The Glendale congregation also actively promotes the building for weddings, sometimes with Echols officiating. In 2016, about 18 weddings were held there, he said, but he’d like to double that.
“So many people want a spiritual ceremony, but they’re not connected to a church,” he said, and many churches will only let members use their buildings.
The congregation has also discovered that people are interested in their own spiritual development, but not necessarily in organized religion. So for the past 10 years, it has been hosting 90-minute, small group studies that require just a six- to eight-week commitment.
The church’s new model involves helping people grow spiritually through small groups and influencing the culture by having the community at large use the building. Echols is very excited about it, he said, but not every member is.
“The problem is that it’s such a radical change of mission … it’s difficult for all of us to welcome,” he said.
On Monday nights, the Montgomery congregation invites people in to watch “Swedenborg and Life,” a live YouTube show with more than 40,000 subscribers. It’s put on by the West Chester, Pennsylvania-based Swedenborg Foundation, of which Toot is a board member.
He’s been going to the church since the 1970s and he keeps on because it’s a welcoming place where he can have discussions about “serious issues at most any level," he said.
About four years ago, the Montgomery congregation took a look at “what other churches are doing when they’re not being a traditional church,” Toot said.
The congregation decided to pursue three initiatives: feeding the hungry, ministering to the lonely/elderly and teaching the illiterate. So far, it’s done more feeding the hungry than anything, usually working through existing groups like Matthew 25: Ministries.

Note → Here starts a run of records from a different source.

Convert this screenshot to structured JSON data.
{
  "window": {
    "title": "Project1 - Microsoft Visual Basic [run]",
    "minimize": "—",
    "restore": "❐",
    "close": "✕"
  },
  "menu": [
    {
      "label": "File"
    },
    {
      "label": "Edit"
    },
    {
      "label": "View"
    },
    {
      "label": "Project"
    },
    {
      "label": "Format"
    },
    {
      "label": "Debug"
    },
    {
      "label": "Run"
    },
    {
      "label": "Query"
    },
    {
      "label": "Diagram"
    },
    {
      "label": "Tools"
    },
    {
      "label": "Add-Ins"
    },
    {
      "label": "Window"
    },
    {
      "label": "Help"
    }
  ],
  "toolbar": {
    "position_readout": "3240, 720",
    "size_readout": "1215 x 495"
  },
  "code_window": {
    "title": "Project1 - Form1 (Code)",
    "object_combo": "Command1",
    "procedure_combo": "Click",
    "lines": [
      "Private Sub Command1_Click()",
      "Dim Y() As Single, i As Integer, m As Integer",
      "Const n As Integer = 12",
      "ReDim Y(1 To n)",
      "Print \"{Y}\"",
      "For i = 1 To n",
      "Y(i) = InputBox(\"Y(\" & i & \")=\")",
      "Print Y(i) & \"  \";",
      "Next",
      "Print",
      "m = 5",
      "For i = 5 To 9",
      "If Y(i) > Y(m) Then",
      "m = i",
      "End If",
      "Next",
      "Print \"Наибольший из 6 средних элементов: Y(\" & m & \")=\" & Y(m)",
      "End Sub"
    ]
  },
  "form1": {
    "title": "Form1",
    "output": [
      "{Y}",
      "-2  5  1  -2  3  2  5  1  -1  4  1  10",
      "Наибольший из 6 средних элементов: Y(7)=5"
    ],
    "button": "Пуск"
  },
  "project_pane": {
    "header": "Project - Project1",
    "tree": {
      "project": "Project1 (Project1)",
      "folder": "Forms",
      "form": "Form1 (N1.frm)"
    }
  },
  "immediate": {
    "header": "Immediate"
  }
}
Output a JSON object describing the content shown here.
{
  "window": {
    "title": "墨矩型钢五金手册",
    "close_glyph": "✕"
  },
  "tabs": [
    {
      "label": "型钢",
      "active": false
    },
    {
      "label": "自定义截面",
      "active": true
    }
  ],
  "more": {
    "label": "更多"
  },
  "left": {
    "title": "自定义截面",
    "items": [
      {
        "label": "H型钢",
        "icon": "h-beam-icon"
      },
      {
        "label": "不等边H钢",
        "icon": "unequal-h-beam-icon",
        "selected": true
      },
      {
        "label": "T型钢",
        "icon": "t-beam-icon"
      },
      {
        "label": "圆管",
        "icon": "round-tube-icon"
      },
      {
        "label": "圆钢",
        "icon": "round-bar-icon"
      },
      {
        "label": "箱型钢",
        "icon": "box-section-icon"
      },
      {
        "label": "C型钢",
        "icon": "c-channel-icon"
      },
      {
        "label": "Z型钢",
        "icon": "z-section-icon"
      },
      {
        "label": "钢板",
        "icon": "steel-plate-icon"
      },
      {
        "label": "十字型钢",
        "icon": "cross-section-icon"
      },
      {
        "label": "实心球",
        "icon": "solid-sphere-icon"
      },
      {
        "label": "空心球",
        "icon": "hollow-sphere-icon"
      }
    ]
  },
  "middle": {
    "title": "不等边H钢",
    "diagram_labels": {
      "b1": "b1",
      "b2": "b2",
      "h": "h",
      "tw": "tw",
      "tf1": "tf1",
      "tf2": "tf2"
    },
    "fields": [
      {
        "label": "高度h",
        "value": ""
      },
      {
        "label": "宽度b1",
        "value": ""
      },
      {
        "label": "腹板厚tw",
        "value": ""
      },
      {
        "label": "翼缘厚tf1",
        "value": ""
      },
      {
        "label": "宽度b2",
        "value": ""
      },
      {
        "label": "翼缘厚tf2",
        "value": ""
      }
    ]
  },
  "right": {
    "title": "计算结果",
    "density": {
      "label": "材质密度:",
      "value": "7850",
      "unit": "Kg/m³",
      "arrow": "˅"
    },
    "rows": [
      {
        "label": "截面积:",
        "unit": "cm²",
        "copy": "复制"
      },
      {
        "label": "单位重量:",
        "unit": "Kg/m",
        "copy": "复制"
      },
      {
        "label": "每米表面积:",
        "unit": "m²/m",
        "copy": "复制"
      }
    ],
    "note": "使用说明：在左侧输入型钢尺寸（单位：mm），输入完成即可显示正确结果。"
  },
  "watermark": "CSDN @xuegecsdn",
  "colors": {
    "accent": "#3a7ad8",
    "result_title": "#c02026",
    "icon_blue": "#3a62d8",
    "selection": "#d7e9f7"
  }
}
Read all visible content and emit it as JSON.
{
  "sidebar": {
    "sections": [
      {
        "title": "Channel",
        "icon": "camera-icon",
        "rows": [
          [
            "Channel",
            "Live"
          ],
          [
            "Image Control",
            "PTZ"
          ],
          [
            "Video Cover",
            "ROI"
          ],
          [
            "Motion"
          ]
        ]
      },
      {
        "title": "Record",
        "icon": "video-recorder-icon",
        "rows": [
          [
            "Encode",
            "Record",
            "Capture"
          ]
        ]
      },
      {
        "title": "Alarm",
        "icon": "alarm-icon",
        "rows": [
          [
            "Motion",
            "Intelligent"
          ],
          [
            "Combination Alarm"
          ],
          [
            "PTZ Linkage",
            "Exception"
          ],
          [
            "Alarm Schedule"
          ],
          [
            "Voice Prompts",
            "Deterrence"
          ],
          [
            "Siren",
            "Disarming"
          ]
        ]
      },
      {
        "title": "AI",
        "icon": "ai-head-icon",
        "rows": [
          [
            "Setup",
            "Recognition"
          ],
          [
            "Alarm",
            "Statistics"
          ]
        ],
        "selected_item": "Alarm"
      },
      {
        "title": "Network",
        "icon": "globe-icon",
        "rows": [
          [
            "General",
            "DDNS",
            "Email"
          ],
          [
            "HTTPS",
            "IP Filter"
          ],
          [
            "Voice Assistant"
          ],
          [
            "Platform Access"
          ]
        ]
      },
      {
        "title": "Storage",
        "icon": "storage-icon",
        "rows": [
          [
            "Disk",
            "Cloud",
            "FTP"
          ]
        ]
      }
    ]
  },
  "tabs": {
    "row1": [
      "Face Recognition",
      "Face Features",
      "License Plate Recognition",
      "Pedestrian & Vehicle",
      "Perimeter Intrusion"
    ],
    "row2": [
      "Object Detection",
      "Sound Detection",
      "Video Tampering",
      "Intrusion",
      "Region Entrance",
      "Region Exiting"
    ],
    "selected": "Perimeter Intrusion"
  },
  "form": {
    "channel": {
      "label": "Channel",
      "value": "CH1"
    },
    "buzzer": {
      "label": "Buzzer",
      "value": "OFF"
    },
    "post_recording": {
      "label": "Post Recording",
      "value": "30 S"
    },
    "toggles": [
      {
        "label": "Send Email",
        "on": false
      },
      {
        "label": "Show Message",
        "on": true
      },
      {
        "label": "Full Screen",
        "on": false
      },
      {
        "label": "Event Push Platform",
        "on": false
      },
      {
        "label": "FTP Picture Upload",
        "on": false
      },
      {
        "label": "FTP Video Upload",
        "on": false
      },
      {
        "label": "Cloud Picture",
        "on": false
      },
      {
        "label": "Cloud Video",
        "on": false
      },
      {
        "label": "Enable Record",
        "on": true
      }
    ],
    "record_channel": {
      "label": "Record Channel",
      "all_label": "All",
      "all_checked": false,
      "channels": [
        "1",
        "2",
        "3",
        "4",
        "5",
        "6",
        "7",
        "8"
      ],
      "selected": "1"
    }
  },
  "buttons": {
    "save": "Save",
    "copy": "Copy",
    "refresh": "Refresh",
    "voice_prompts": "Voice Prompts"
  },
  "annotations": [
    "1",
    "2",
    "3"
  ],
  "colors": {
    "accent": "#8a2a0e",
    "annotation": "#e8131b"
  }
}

It’s hard to get people to come to church, Toot said, but it’s easy to get them to do charitable work. A typical church service draws eight people, he said, but usually 25 or more will help out with a charity event.
“The work attracts people,” he said. “They will get together to help each other much more than listen to theology.”
Wherever they volunteer, the members also share the “unique and positive writings of Swedenborg, in hopes that it will open others up to their own spiritual path, whether or not they choose our church,” said Maggie Panyko, the chair of the congregation’s board. “We aren’t pushy.”